__Description of the task__
How many lines in the records below contain the string "pager"? Answer with the number alone.

__Element data from apps and pages__
******

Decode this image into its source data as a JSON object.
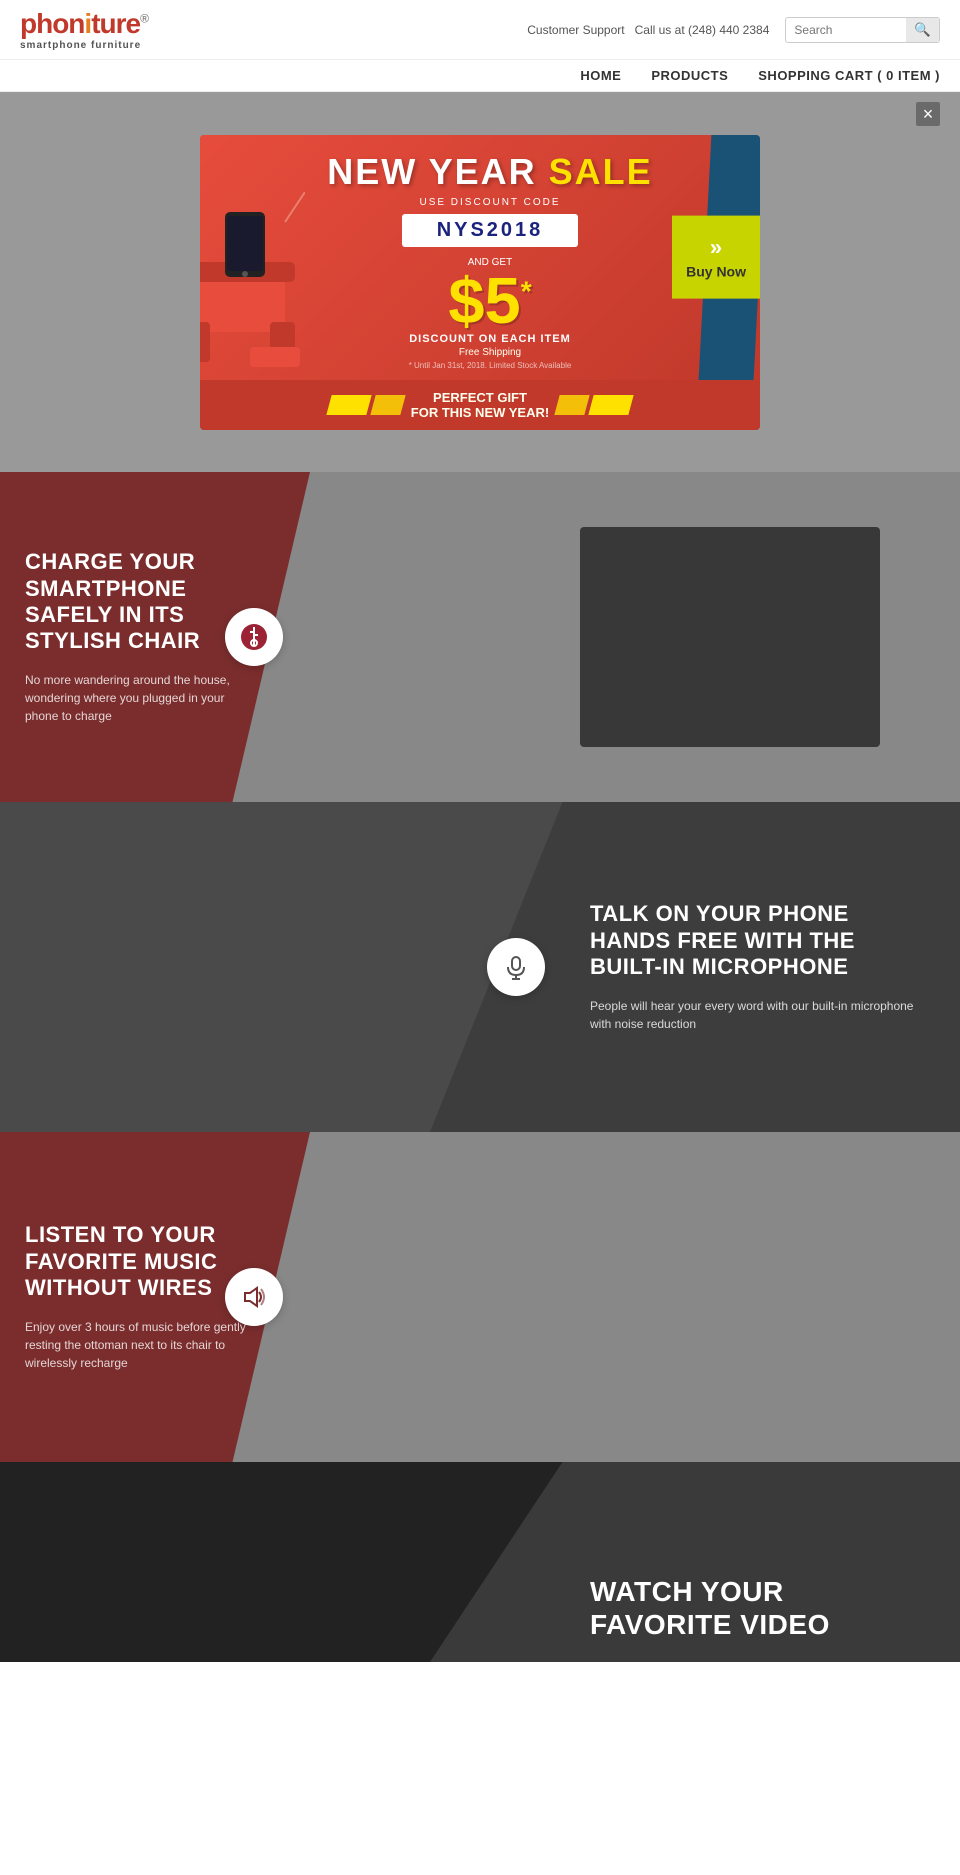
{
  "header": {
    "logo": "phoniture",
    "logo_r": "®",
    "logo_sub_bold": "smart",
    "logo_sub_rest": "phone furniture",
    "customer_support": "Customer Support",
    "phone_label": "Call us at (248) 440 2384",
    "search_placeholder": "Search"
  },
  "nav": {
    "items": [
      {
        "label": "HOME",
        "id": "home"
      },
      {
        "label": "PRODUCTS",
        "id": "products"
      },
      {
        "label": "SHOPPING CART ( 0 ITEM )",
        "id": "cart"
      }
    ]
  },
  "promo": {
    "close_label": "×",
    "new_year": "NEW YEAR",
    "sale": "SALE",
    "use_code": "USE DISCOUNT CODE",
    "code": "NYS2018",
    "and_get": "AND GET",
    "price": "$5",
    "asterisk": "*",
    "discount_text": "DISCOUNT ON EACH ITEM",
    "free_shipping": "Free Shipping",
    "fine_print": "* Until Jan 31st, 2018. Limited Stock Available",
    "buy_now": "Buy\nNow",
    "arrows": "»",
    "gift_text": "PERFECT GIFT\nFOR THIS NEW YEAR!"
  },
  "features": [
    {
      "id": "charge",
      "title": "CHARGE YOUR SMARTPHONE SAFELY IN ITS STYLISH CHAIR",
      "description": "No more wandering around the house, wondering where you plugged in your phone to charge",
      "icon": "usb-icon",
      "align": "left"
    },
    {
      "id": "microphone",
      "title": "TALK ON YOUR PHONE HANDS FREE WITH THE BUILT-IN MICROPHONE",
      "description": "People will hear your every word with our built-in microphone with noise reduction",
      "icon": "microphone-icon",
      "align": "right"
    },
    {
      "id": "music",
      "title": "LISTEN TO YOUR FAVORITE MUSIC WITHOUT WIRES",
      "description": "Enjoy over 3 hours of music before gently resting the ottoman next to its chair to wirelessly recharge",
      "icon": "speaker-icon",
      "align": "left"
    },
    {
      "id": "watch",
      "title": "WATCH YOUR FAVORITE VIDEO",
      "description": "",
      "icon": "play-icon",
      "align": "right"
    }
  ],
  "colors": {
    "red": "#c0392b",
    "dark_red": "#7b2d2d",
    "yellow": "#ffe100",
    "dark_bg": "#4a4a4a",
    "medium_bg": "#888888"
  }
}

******

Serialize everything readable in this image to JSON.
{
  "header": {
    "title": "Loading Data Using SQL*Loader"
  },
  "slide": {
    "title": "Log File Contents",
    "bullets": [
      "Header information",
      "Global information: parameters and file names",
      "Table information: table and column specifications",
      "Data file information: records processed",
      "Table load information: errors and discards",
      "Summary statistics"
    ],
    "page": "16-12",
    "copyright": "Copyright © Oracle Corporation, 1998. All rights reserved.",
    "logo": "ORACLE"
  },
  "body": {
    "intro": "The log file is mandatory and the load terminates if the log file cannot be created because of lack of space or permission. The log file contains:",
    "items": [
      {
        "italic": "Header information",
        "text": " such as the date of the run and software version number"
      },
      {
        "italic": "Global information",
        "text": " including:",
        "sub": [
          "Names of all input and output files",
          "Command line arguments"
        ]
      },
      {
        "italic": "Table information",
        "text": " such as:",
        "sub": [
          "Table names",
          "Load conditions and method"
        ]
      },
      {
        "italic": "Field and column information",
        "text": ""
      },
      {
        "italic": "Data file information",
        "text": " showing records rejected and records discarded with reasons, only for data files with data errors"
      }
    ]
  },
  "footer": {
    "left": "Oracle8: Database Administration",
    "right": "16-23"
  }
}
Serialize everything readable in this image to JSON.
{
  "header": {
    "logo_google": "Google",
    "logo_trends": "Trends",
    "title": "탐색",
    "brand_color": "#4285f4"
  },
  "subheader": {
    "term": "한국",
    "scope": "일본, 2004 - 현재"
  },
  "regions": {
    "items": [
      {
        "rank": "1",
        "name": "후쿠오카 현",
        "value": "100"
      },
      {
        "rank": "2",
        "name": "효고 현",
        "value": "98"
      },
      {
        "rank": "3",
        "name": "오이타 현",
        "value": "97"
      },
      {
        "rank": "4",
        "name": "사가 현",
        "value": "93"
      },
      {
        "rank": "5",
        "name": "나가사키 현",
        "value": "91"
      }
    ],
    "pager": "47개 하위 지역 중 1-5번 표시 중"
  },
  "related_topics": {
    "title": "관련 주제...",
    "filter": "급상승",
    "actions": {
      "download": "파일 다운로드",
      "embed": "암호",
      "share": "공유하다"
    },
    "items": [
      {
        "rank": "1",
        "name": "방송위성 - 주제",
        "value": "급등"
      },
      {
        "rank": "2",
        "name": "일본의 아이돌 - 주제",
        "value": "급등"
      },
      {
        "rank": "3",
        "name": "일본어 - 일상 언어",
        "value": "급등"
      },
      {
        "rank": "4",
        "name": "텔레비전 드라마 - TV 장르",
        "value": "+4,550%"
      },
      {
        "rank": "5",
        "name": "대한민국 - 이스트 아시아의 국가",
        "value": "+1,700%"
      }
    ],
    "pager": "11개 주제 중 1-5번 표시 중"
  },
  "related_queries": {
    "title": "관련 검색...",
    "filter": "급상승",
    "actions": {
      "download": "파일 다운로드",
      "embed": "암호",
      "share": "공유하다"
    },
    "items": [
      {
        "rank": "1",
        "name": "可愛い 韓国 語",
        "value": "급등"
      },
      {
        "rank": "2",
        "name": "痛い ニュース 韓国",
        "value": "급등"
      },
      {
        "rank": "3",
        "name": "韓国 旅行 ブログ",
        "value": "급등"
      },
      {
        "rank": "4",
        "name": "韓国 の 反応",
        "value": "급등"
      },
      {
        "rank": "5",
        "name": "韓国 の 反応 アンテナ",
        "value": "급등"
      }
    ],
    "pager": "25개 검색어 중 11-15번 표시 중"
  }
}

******

__Completed task__
3